The Galaxy Note 10 Plus is Samsung's biggest, boldest Galaxy Note yet. It has a slimmer design, more screen than ever before, and an S Pen that has learned some new tricks. Almost all of its new features are in the name of refinement, but that refinement is dictated by design and mass-market appeal, not necessarily by functionality.
The Red Magic 3S is a smartphone with a Qualcomm Snapdragon 855+ processor, a 5,000 mAh battery, a least 8GB of RAM and 128GB of UFS 3.0 storage, a 48MP camera, a metal chassis, and a 6.65 inch, 2340 x 1080 pixel AMOLED display with a 90Hz screen refresh rate. In other words, if you can get past the gaming aesthetic in this phone's design (including an angular rear cover with an RGB light strip down the middle), it's just a phone with flagship-class specs at a surprisingly low price. The starting price gets you a model with 8GB of RAM and 128GB of storage, but you can also pick up a 12GB/256GB model for $599.
However, I, and many others, are getting pretty frustrated with how the company is handling the rollout of Android 10 to the OnePlus 7 and OnePlus 7 Pro. Three weeks ago today, on September 21, the company announced on its official forums that a stable rollout of Android 10 was starting for the OnePlus 7 series. This didn't make OnePlus the first company to push a stable build of the latest version of Android to a handset, but proved it is still one of the fastest companies in the industry in that metric.
The HP Chromebox Enterprise G2 is a 5.9? x 5.9? x 1.6? desktop computer with a choice of an 7th-gen Intel Core i3-7130U or 8th-gen Celeron 3867U processor, up to 16GB of RAM, and up to 64GB of storage.
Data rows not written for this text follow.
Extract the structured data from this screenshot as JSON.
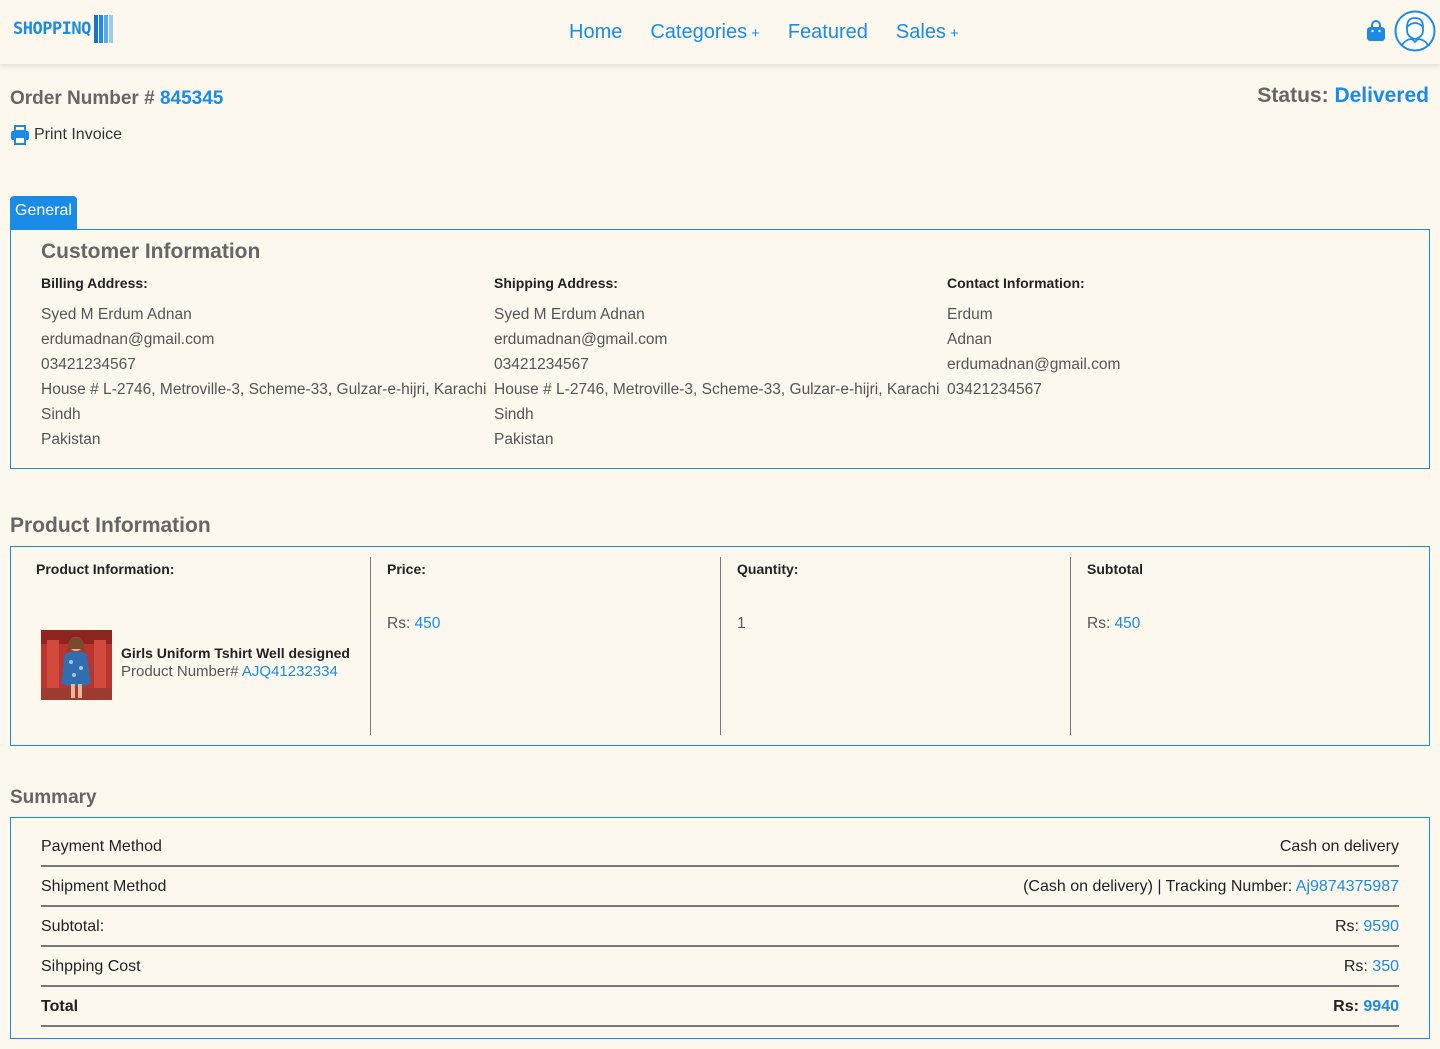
{
  "header": {
    "logo_text": "SHOPPINQ",
    "nav": [
      {
        "label": "Home",
        "has_plus": false
      },
      {
        "label": "Categories",
        "has_plus": true
      },
      {
        "label": "Featured",
        "has_plus": false
      },
      {
        "label": "Sales",
        "has_plus": true
      }
    ],
    "plus_symbol": "+",
    "icons": {
      "cart": "shopping-bag-icon",
      "user": "user-avatar-icon"
    }
  },
  "order": {
    "number_label": "Order Number #",
    "number": "845345",
    "status_label": "Status:",
    "status": "Delivered",
    "print_label": "Print Invoice"
  },
  "tabs": {
    "general": "General"
  },
  "customer": {
    "title": "Customer Information",
    "billing": {
      "heading": "Billing Address:",
      "lines": [
        "Syed M Erdum Adnan",
        "erdumadnan@gmail.com",
        "03421234567",
        "House # L-2746, Metroville-3, Scheme-33, Gulzar-e-hijri, Karachi",
        "Sindh",
        "Pakistan"
      ]
    },
    "shipping": {
      "heading": "Shipping Address:",
      "lines": [
        "Syed M Erdum Adnan",
        "erdumadnan@gmail.com",
        "03421234567",
        "House # L-2746, Metroville-3, Scheme-33, Gulzar-e-hijri, Karachi",
        "Sindh",
        "Pakistan"
      ]
    },
    "contact": {
      "heading": "Contact Information:",
      "lines": [
        "Erdum",
        "Adnan",
        "erdumadnan@gmail.com",
        "03421234567"
      ]
    }
  },
  "product": {
    "title": "Product Information",
    "headers": {
      "info": "Product Information:",
      "price": "Price:",
      "quantity": "Quantity:",
      "subtotal": "Subtotal"
    },
    "name": "Girls Uniform Tshirt Well designed",
    "number_label": "Product Number#",
    "number": "AJQ41232334",
    "currency": "Rs:",
    "price": "450",
    "quantity": "1",
    "subtotal": "450"
  },
  "summary": {
    "title": "Summary",
    "payment_label": "Payment Method",
    "payment_value": "Cash on delivery",
    "shipment_label": "Shipment Method",
    "shipment_value": "(Cash on delivery) | Tracking Number:",
    "tracking_number": "Aj9874375987",
    "subtotal_label": "Subtotal:",
    "subtotal": "9590",
    "shipping_label": "Sihpping Cost",
    "shipping": "350",
    "total_label": "Total",
    "total": "9940",
    "currency": "Rs:"
  },
  "colors": {
    "accent": "#1a8be6",
    "background": "#fdf8ee"
  }
}
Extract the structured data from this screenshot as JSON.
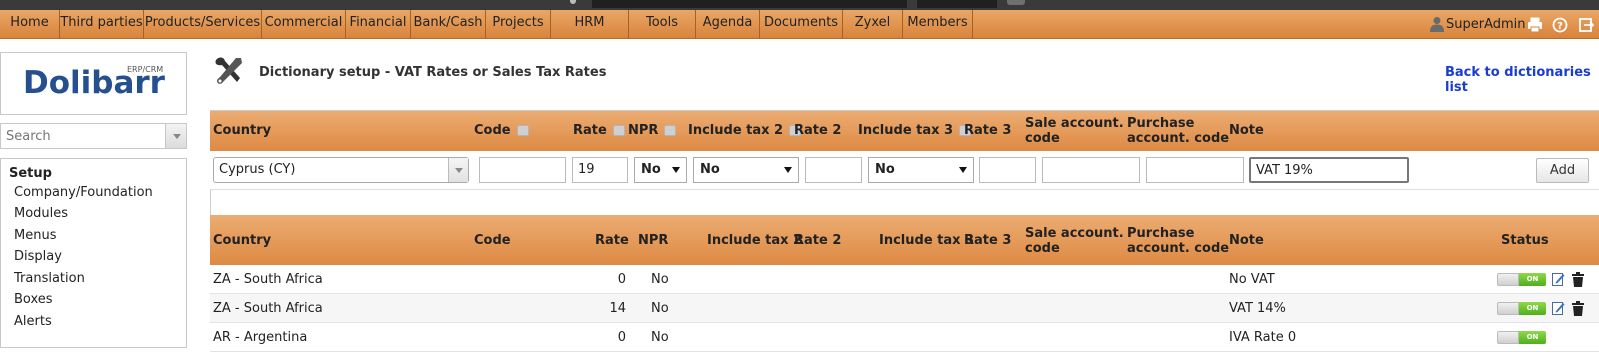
{
  "top_menu": {
    "items": [
      "Home",
      "Third parties",
      "Products/Services",
      "Commercial",
      "Financial",
      "Bank/Cash",
      "Projects",
      "HRM",
      "Tools",
      "Agenda",
      "Documents",
      "Zyxel",
      "Members"
    ],
    "user": "SuperAdmin",
    "icons": [
      "user-icon",
      "print-icon",
      "help-icon",
      "logout-icon"
    ]
  },
  "sidebar": {
    "logo_text": "Dolibarr",
    "logo_sub": "ERP/CRM",
    "search_placeholder": "Search",
    "title": "Setup",
    "items": [
      "Company/Foundation",
      "Modules",
      "Menus",
      "Display",
      "Translation",
      "Boxes",
      "Alerts"
    ]
  },
  "page": {
    "title": "Dictionary setup - VAT Rates or Sales Tax Rates",
    "back_link": "Back to dictionaries list"
  },
  "table": {
    "headers": {
      "country": "Country",
      "code": "Code",
      "rate": "Rate",
      "npr": "NPR",
      "include_tax2": "Include tax 2",
      "rate2": "Rate 2",
      "include_tax3": "Include tax 3",
      "rate3": "Rate 3",
      "sale_account_1": "Sale account.",
      "sale_account_2": "code",
      "purchase_account_1": "Purchase",
      "purchase_account_2": "account. code",
      "note": "Note",
      "status": "Status"
    },
    "form": {
      "country": "Cyprus (CY)",
      "code": "",
      "rate": "19",
      "npr": "No",
      "include_tax2": "No",
      "rate2": "",
      "include_tax3": "No",
      "rate3": "",
      "sale_account": "",
      "purchase_account": "",
      "note": "VAT 19%",
      "add_label": "Add"
    },
    "rows": [
      {
        "country": "ZA - South Africa",
        "rate": "0",
        "npr": "No",
        "note": "No VAT",
        "status": "ON"
      },
      {
        "country": "ZA - South Africa",
        "rate": "14",
        "npr": "No",
        "note": "VAT 14%",
        "status": "ON"
      },
      {
        "country": "AR - Argentina",
        "rate": "0",
        "npr": "No",
        "note": "IVA Rate 0",
        "status": "ON"
      }
    ]
  },
  "colors": {
    "menu_orange": "#d9843c",
    "header_orange": "#dd8a43",
    "link_blue": "#1a3ccf",
    "toggle_green": "#4fae1d"
  }
}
One thing this model has going for it that the laptops do not is that the storage comes in the form of an M.2 SSD, which should be faster than the eMMC storage used in most Chromebooks.